However, I've also got another fun way to read: Group Reading. I think I may have invented this. You get a group of people who are all dying to read the same book and everyone reads it at the same time. It’s not a race. It’s not a club where someone reports on the book later. It’s just a community of people doing the same thing at the same time, sharing the experience with each other.
I think my first Group Read was the final Harry Potter book. Never in the history of humanity has a book ever been so anticipated. I ordered a copy from Amazon and was promised it would be in my mailbox on the release date. But I still couldn’t wait for the mail. Our mail doesn't get here until around 3 in the afternoon. So I went into town that morning and bought a copy anyway. Addictions are so sad to watch so please pretend I didn't confess that last bit of info.
And, of course, my pre-ordered copy arrived right on time as promised so I ended up with two copies.
Then Steve and Emily brought a few copies of their own.
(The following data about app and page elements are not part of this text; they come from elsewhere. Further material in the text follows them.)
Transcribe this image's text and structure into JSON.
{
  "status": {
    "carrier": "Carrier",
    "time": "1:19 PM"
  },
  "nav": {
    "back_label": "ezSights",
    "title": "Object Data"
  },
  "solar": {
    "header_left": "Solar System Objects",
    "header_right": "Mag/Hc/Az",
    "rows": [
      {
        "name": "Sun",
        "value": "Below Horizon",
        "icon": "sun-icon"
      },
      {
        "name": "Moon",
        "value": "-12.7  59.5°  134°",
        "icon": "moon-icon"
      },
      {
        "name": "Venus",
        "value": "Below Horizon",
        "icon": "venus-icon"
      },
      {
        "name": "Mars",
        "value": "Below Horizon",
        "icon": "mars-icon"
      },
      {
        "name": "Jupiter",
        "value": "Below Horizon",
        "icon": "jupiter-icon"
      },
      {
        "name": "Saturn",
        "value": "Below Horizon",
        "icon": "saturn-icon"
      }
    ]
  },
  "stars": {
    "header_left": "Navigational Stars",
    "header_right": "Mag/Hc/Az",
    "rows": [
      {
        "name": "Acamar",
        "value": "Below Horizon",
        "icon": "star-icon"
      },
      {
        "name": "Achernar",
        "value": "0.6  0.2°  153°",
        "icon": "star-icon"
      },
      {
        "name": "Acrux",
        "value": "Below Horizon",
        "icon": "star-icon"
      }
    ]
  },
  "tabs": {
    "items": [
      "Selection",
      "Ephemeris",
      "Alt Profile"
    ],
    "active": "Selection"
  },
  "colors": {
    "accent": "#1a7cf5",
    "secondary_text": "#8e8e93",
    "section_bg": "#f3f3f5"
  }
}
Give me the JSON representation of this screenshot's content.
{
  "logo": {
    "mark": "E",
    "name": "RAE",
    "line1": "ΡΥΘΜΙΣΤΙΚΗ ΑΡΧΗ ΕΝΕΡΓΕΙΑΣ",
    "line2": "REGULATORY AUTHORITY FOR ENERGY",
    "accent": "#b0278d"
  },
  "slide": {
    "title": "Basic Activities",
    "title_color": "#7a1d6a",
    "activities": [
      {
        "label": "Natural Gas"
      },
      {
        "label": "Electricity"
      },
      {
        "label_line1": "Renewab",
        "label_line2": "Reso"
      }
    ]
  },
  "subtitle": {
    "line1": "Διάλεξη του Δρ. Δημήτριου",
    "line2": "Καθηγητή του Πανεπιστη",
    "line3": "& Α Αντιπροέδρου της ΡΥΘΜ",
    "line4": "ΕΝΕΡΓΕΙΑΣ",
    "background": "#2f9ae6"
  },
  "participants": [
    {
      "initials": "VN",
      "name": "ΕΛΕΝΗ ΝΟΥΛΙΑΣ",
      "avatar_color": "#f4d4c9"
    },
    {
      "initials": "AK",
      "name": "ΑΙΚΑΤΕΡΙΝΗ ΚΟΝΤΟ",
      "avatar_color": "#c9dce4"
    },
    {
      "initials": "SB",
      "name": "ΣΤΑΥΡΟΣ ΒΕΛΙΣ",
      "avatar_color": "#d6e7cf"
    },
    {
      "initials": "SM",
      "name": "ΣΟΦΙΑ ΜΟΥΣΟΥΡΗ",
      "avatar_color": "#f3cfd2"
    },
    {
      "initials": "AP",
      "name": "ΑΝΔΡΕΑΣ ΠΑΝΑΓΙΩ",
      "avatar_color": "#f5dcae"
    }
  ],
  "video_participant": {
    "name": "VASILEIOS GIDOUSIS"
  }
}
Steve's family was here from Ohio and they came to spend the weekend with us. It seems like we ended up with about ten people and almost as many copies of Harry Potter. I have no idea where everyone slept but everyone wanted to read Harry Potter.
We commenced to read.
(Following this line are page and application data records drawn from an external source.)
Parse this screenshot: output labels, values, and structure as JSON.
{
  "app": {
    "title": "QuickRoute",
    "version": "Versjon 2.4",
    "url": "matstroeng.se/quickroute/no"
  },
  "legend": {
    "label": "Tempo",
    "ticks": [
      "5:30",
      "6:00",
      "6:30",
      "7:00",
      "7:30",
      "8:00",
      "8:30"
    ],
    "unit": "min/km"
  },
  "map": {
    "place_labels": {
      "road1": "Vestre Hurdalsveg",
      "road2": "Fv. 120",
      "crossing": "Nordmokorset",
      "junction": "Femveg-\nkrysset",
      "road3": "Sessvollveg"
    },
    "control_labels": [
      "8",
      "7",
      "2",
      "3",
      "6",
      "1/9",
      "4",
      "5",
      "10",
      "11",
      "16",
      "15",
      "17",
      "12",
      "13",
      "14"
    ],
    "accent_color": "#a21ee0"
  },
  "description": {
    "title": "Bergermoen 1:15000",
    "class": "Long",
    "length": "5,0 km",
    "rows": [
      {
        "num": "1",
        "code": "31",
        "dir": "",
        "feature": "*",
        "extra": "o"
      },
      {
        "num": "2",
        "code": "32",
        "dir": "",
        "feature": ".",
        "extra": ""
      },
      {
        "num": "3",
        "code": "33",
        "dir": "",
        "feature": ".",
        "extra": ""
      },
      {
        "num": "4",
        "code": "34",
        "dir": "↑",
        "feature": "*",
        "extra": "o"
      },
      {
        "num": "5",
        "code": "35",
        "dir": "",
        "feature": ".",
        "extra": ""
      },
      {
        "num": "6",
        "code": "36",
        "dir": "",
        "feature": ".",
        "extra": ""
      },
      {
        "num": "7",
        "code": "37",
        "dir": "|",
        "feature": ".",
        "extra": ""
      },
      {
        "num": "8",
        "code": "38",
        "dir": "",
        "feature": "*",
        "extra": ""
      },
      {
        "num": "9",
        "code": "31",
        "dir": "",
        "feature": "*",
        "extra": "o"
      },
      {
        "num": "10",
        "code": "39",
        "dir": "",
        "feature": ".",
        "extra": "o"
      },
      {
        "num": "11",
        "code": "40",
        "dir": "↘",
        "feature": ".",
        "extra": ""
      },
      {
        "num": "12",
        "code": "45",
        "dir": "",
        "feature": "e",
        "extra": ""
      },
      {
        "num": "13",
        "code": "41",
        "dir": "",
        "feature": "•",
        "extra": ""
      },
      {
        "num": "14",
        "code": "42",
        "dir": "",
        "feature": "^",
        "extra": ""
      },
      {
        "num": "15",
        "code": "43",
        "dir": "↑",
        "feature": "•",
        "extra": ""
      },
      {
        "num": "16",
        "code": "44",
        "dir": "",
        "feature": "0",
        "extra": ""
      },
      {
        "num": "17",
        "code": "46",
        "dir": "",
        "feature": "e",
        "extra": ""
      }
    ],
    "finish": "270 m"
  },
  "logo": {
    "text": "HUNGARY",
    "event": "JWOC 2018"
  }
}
We agreed on one thing from the beginning: No one could give away the slightest detail of what they read. Periodically someone would gasp and everyone would ask what page they were on. Page 64 I remember as particularly distressing. Our other daughter was back in Garland reading and would periodically call on the phone, “Oh, God, just wait until you get to page 127!” Page numbers became our language.
I think Elizabeth finished first because she didn’t have a houseful of company to feed or act polite for. Then, gradually, people in my house finished and sneaked off to talk about the book to each other, whispering details and comparing opinions.
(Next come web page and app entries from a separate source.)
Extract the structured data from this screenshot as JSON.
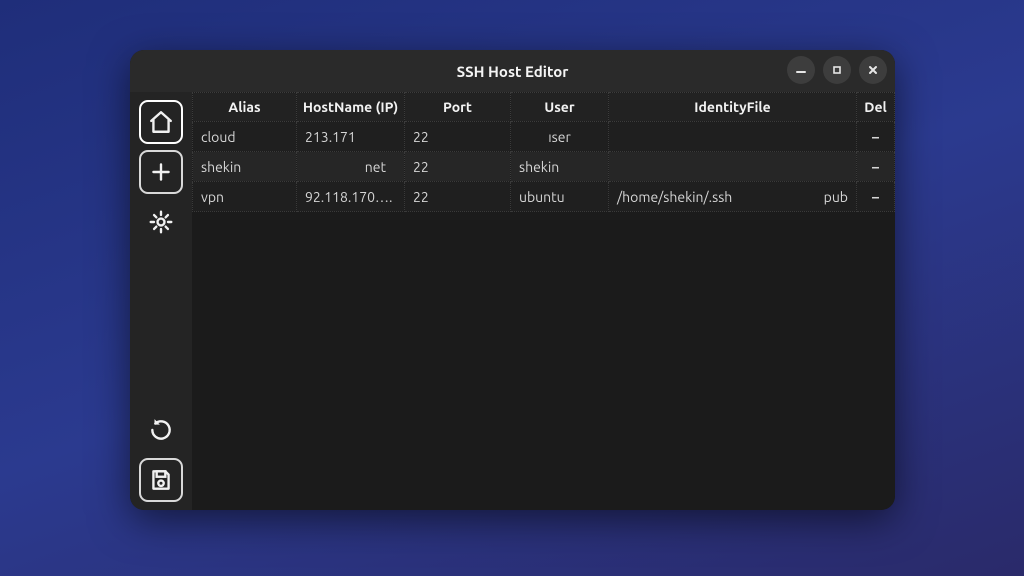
{
  "window": {
    "title": "SSH Host Editor"
  },
  "sidebar": {
    "home": {
      "name": "home-icon"
    },
    "add": {
      "name": "plus-icon"
    },
    "settings": {
      "name": "gear-icon"
    },
    "reload": {
      "name": "reload-icon"
    },
    "save": {
      "name": "save-icon"
    }
  },
  "table": {
    "headers": {
      "alias": "Alias",
      "hostname": "HostName (IP)",
      "port": "Port",
      "user": "User",
      "identityfile": "IdentityFile",
      "del": "Del"
    },
    "rows": [
      {
        "alias": "cloud",
        "hostname": "213.171",
        "port": "22",
        "user": "ıser",
        "identityfile": "",
        "identityfile_suffix": "",
        "del": "–"
      },
      {
        "alias": "shekin",
        "hostname": "net",
        "port": "22",
        "user": "shekin",
        "identityfile": "",
        "identityfile_suffix": "",
        "del": "–"
      },
      {
        "alias": "vpn",
        "hostname": "92.118.170….",
        "port": "22",
        "user": "ubuntu",
        "identityfile": "/home/shekin/.ssh",
        "identityfile_suffix": "pub",
        "del": "–"
      }
    ]
  }
}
Group Reading is rooted in my experience doing curfew duty as a youth leader. Anytime you get a bunch of high school people they always have some burning need to communicate with each other after they get into their rooms at night. This issue has almost dissolved since the invention of cell phones but you still get one or two who need to pop out of their room and run down the hall to discuss something of major importance, usually having to do with the opposite sex. The adults take hall duty after lights out to keep everyone in the correct room. Otherwise nobody gets any sleep.
Hall duty always reminded me of fishing. You sit patiently and are usually rewarded by catching someone bolt out the door for a friend’s room about thirty minutes into the curfew. I love to watch their expression when they throw the door open and lunge out only to stop in mid-step when they see me sitting there in the middle of the hall with a smile on my face.
Most of us usually took a book to read while we sat for the hour until things calmed down enough that we could go to sleep ourselves. In those late evenings comparisons of our reading material we found most of us love to read the Janet Evanovich books. She always has one come out in the summer just a couple of weeks before Synod starts.
So we started a Group Read. Reading would commence at Lights Out on the first day of the week. We compare notes as we passed each other in the hall or in the back of the room doing the few slivers of time where our supervision of the kids is blissfully nominal, “How far have you gotten”? “Has she blown up the car yet?”
There are two things you can always depend on reading a Janet Evanovich book: Stephanie Plum, the heroine, always gets her car destroyed in some hilarious way. It is only a matter of when. And you have to be careful where you read the books. You can’t read them in public because you usually end up laughing out loud.
In fact, one of my most unique group reads I've ever been part of was on a plane when I heard a women two rows up start laughing. The stewardess was walking down the aisle and asked if it was the new Stephanie Plum book. We ended up with about three rows of passengers plus the stewardess talking about the books and comparing notes.
Group reading has no purpose. I think maybe it’s just being part of a community.
It can get a little competitive without really trying. When I room with the camp nurse at Synod she is usually able to finish before I do because she spends a lot of time in the waiting room at the ER while I’m busy leading a small group.
This year I won’t be at the Synod Youth Workshop but I will be at a different youth event the same week. We’re going to try a group read for both events. I expect a lot of updates on facebook. You can join us. We commence at Lights Out on Monday: 11pm on July 11th.
I have my copy already. Dana got one autographed for me when Evanovich was in Dallas last week.
Here's my suggestions for your summer reading.
The Help (Start with this one so you can be finished before the movie comes out.)
Breakfast with Buddah (was on the clearance table at Sam's but is a great read.
George W's book. Not bad at all. He explains the New Orleans deal
Water for Elephants....then go see the movie. It doesn't disappoint
Committed by Elizabeth Gilbert (She marries the guy from Eat, Pray, Love)
Try a pair Sue Monk Kidd's books: start with When the Heart Waits then immediately read Travelling with Pomegranets. In fact, if you have a college age or recent graduate daughter, the Travelling book is a MUST. Get two copies and do your own group read.
I've enjoyed Kate Braestrup's books this year: Here If You Need Me and there's another one I can't remember the title
and finally, Being Dead Is No Excuse - a guide to funeral food in the South by Gayden Metcalfe and Charlotte Mays